Solid State Mitigation Cells (SSMC, PCR, Polarization cell) are indispensable parts in terms of many functions such as static, AC current discharge of cathodically protected structures, safety grounding, and equipotential generation etc.
Checking whether these cells fulfill their functions before and after installation ensures that the system can be set up properly and the installed system can be operated correctly.
Below are some methods for testing Solid State Mitigation Cells. With these methods, an idea can be obtained as to whether the devices are working correctly.
The methods described herein are only basic methods that to give an idea of the state of the devices. It is recommended to contact the device manufacturer and / or service provider for exact results.
AC Discharge Performance
The AC Voltage accross the terminals of a Solid State Mitigation Cell is a function of both AC current flowing through and the internal resistance of the device. For example, if 50 A AC is measured using a clamp amperemeter thorugh a Solid State Mitigation Cell whose internal impedance is specified as 0.015 Ohm, the AC voltage that should be measured between the terminals of the device is;
AC Voltage = 50A x 0.015 Ohm = 0.75V AC
If the measured voltage is lower than this value, it should be considered that there is a measurement error or if the measurement value is much greater than this value, appropriate action should be taken considering that there is a measurement error, connection error or fault. This calculated value shows the lowest possible value in terms of AC discharge performance. This value shows the lowest AC voltage value that can be measured on the protected structure if the grounding resistance of the system is theoretically zero (0) ohms. The effect of grounding resistance with the increase of current flowing through the system will be added to this calculated value. As the resistance of the grounding system increases, the AC voltage on the protected structure will also increase.

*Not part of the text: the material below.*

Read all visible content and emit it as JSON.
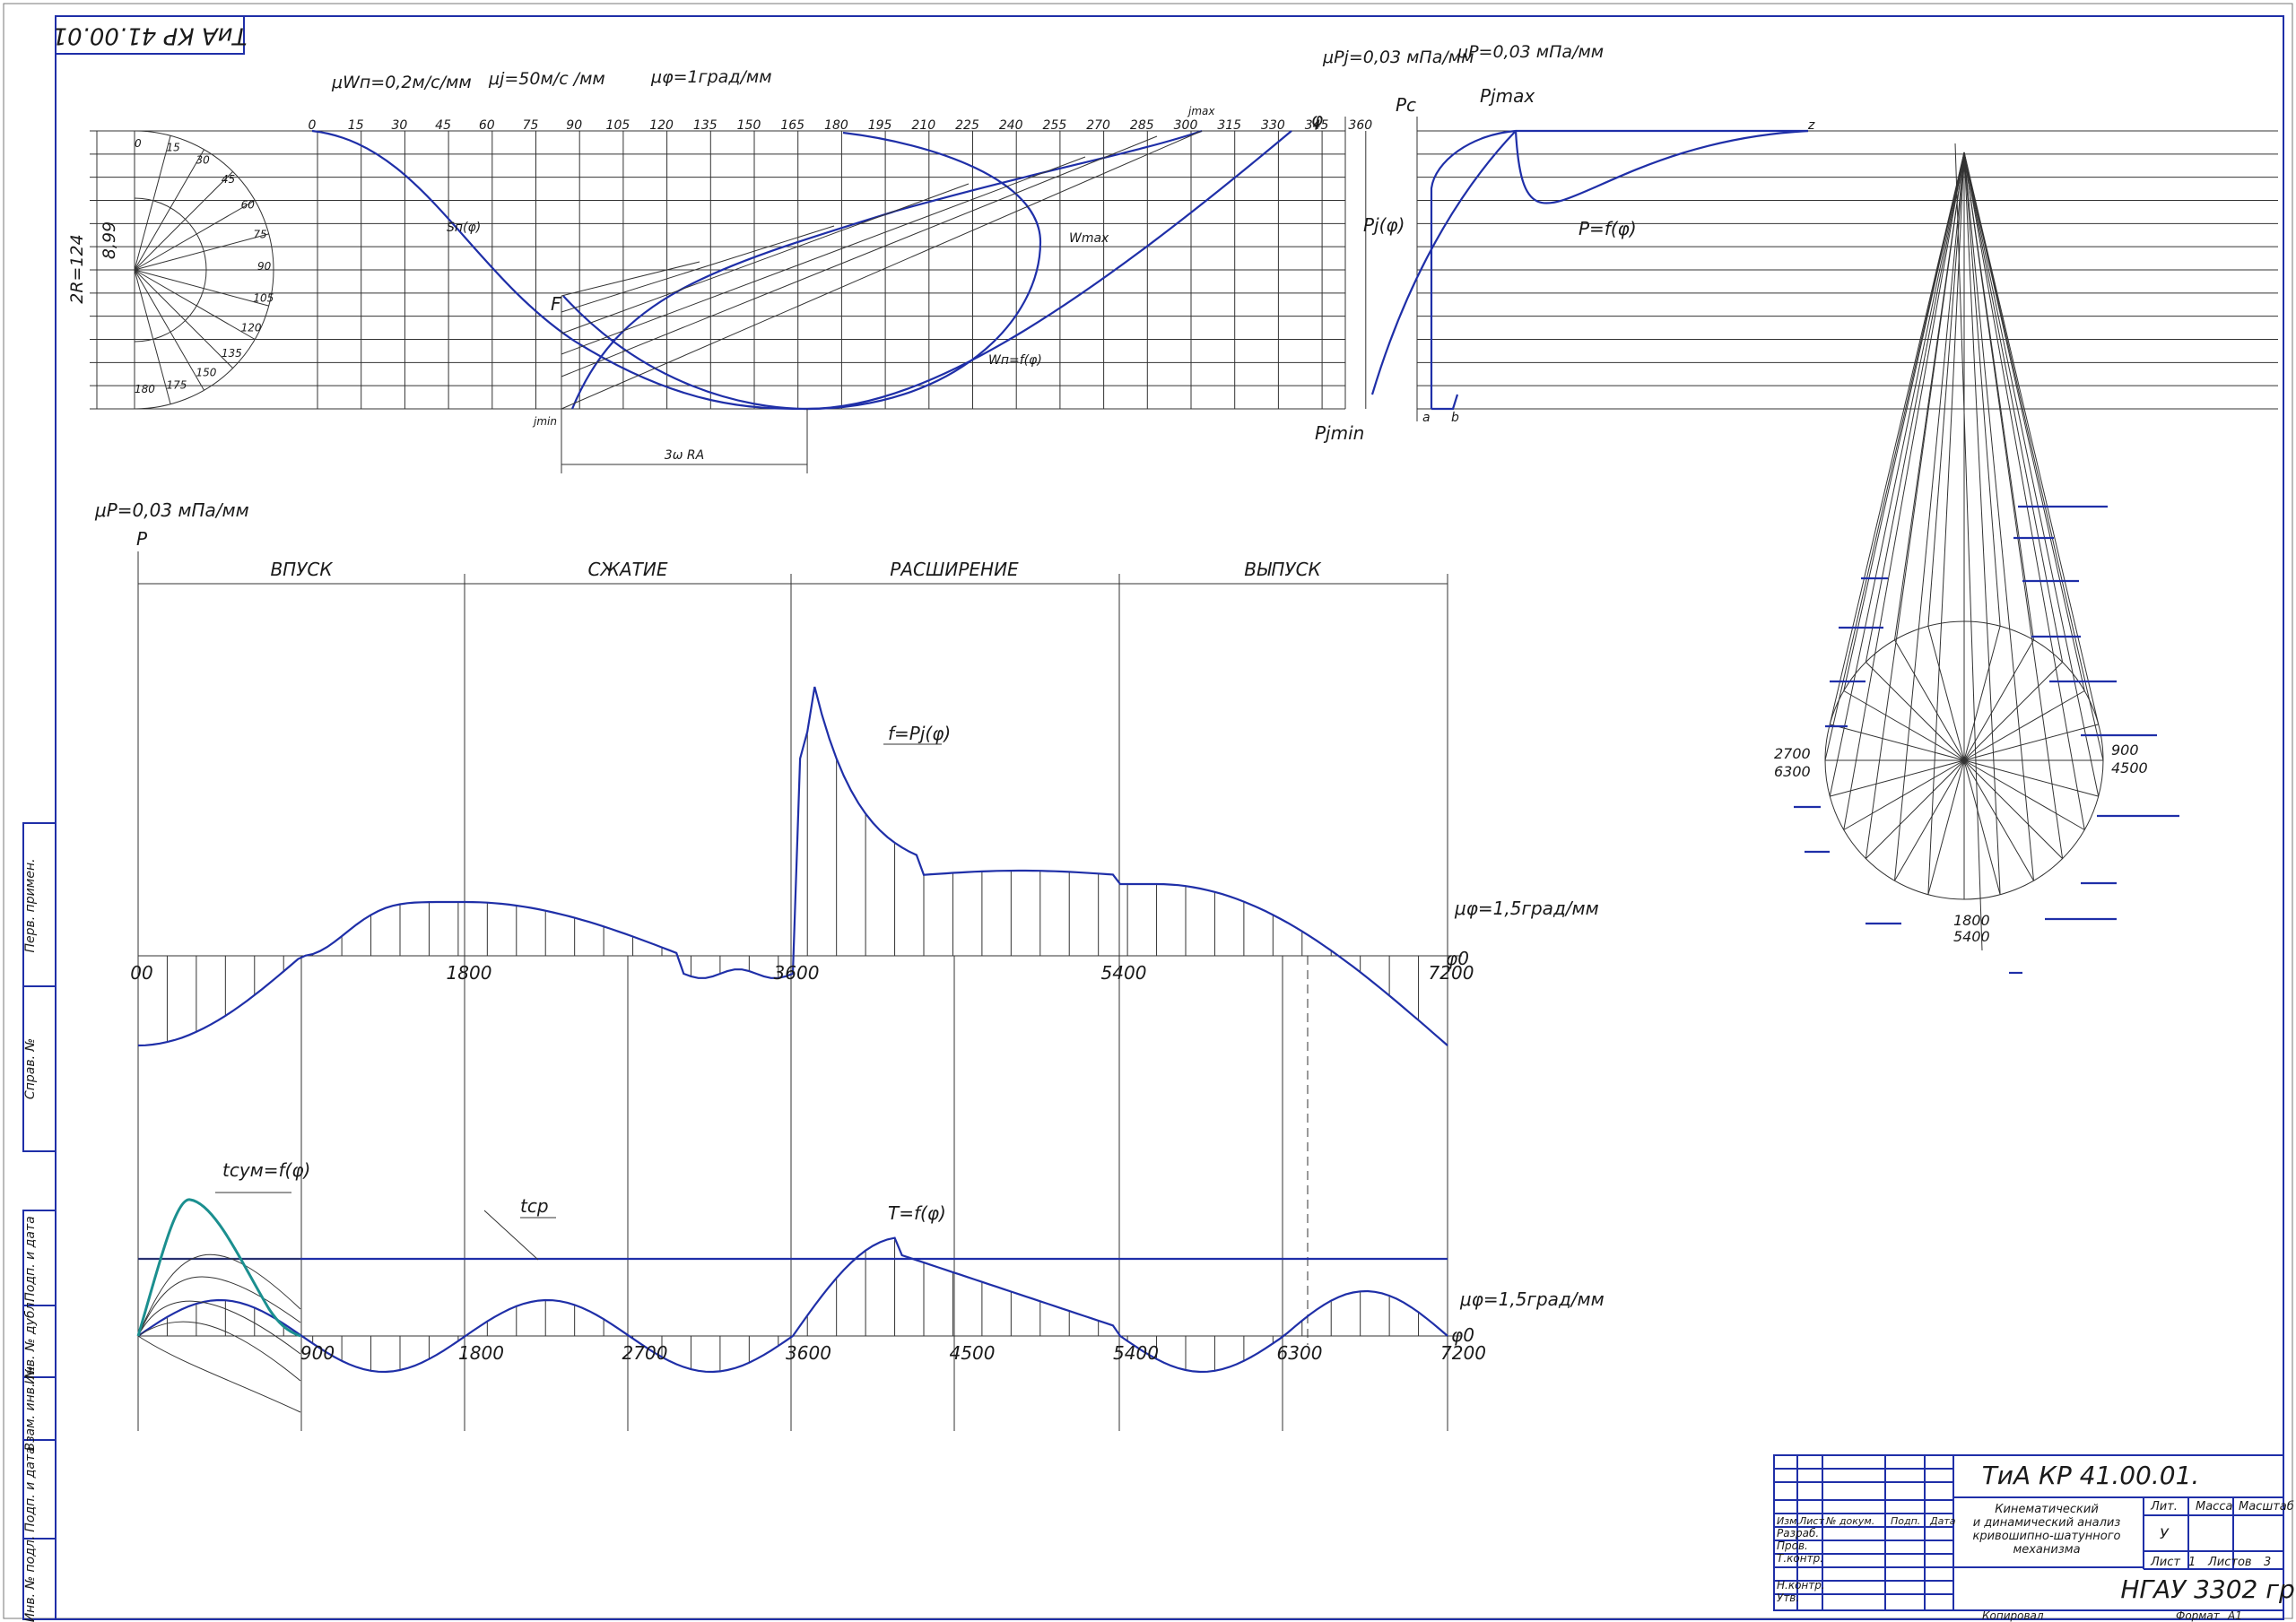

DC Leakage Current
It is expected that the DC current value flowing to the ground should be very low in the system where a properly working polarization cell is connected. (<0.015 A) While the system is protected cathodically, a current higher than 0.015 A DC (see product sheet leakage current) should not be measured when a measurement is made with a mA DC clamp meter(or by other means of measurement) over one of the cables connected to the Solid State Mitigation Cells from the system. The measured current higher than this value may indicate that the threshold values of the device are not suitable for the system or it may be an indication of a damaged device.
Testing the Device by disconnecting from the System

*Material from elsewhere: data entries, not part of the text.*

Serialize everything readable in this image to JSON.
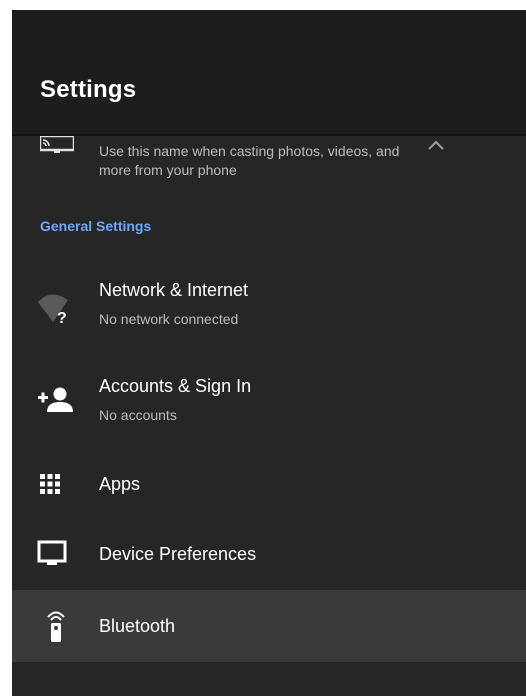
{
  "header": {
    "title": "Settings"
  },
  "device_name": {
    "description": "Use this name when casting photos, videos, and more from your phone",
    "icon": "cast-icon",
    "expand_icon": "chevron-up-icon"
  },
  "section": {
    "label": "General Settings"
  },
  "items": [
    {
      "title": "Network & Internet",
      "subtitle": "No network connected",
      "icon": "wifi-unknown-icon"
    },
    {
      "title": "Accounts & Sign In",
      "subtitle": "No accounts",
      "icon": "person-add-icon"
    },
    {
      "title": "Apps",
      "icon": "apps-grid-icon"
    },
    {
      "title": "Device Preferences",
      "icon": "tv-icon"
    },
    {
      "title": "Bluetooth",
      "icon": "remote-control-icon",
      "focused": true
    }
  ],
  "colors": {
    "background": "#262626",
    "header": "#1d1d1d",
    "accent": "#6fa8ff",
    "focus": "#3a3a3a"
  }
}
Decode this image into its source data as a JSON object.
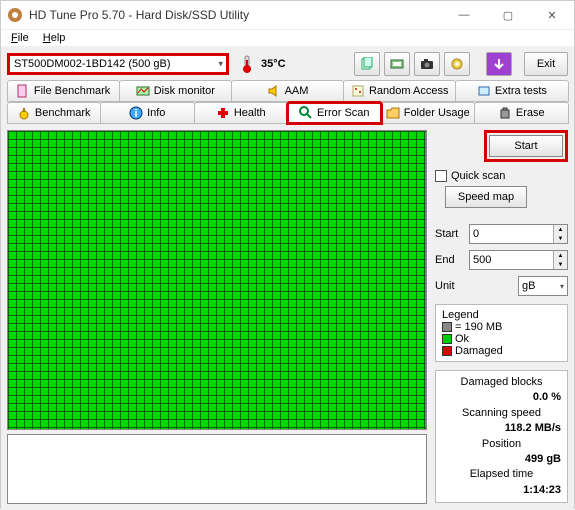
{
  "window": {
    "title": "HD Tune Pro 5.70 - Hard Disk/SSD Utility"
  },
  "menu": {
    "file": "File",
    "help": "Help"
  },
  "device": {
    "selected": "ST500DM002-1BD142 (500 gB)"
  },
  "temp": {
    "value": "35°C"
  },
  "toolbar": {
    "exit": "Exit"
  },
  "tabs": {
    "row1": [
      "File Benchmark",
      "Disk monitor",
      "AAM",
      "Random Access",
      "Extra tests"
    ],
    "row2": [
      "Benchmark",
      "Info",
      "Health",
      "Error Scan",
      "Folder Usage",
      "Erase"
    ],
    "active": "Error Scan"
  },
  "sidebar": {
    "start": "Start",
    "quick_scan": "Quick scan",
    "speed_map": "Speed map",
    "start_label": "Start",
    "start_value": "0",
    "end_label": "End",
    "end_value": "500",
    "unit_label": "Unit",
    "unit_value": "gB"
  },
  "legend": {
    "title": "Legend",
    "block_size": "= 190 MB",
    "ok": "Ok",
    "damaged": "Damaged"
  },
  "stats": {
    "damaged_blocks_label": "Damaged blocks",
    "damaged_blocks": "0.0 %",
    "scanning_speed_label": "Scanning speed",
    "scanning_speed": "118.2 MB/s",
    "position_label": "Position",
    "position": "499 gB",
    "elapsed_label": "Elapsed time",
    "elapsed": "1:14:23"
  }
}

Suspicious devices that cannot be measured while connected to the system or that are seen to flow DC current while in the system can be separated from the system by taking appropriate measures. In such a case, it can be tested for short circuits as follows:
Necessary grounding measures must be taken before the device is disassembled from the system.

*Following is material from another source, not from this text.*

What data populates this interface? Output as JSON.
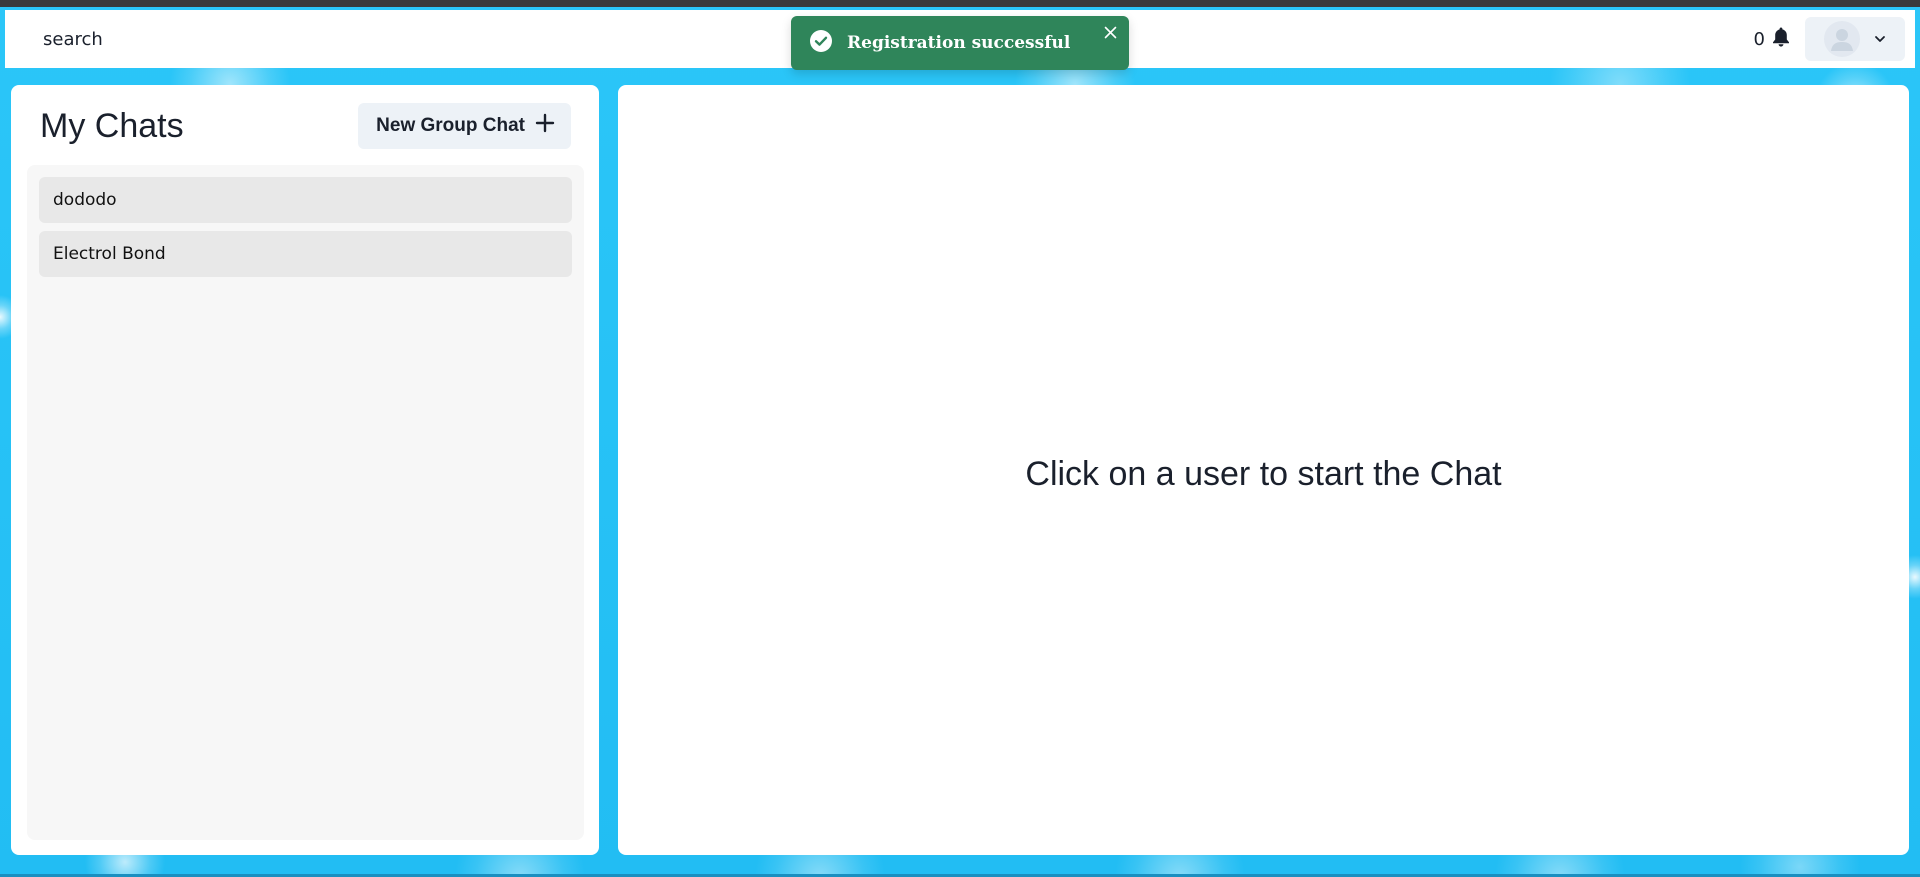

First, the terminals of the device are briefly connected and separated by a cable. Than, the digital multimeter is placed in the resistance or diode measurement position and connected to the device terminals.
For a healthy Solid State Mitigation Cells, the Multi meter will show a short circuit when it is first connected, and after a short time (within 10-30 seconds) the measured value on the display will start to go up and the short circuit will disappear. If there is a continuous short circuit, it can be thought that there is a problem with the device.
Measurements in accordance with the manufacturer’s declarations in terms of AC discharge and leakage currents are an indication that the devices are working correctly. For accurate results, the instructions specified in the manufacturer’s description or user manuals must be followed.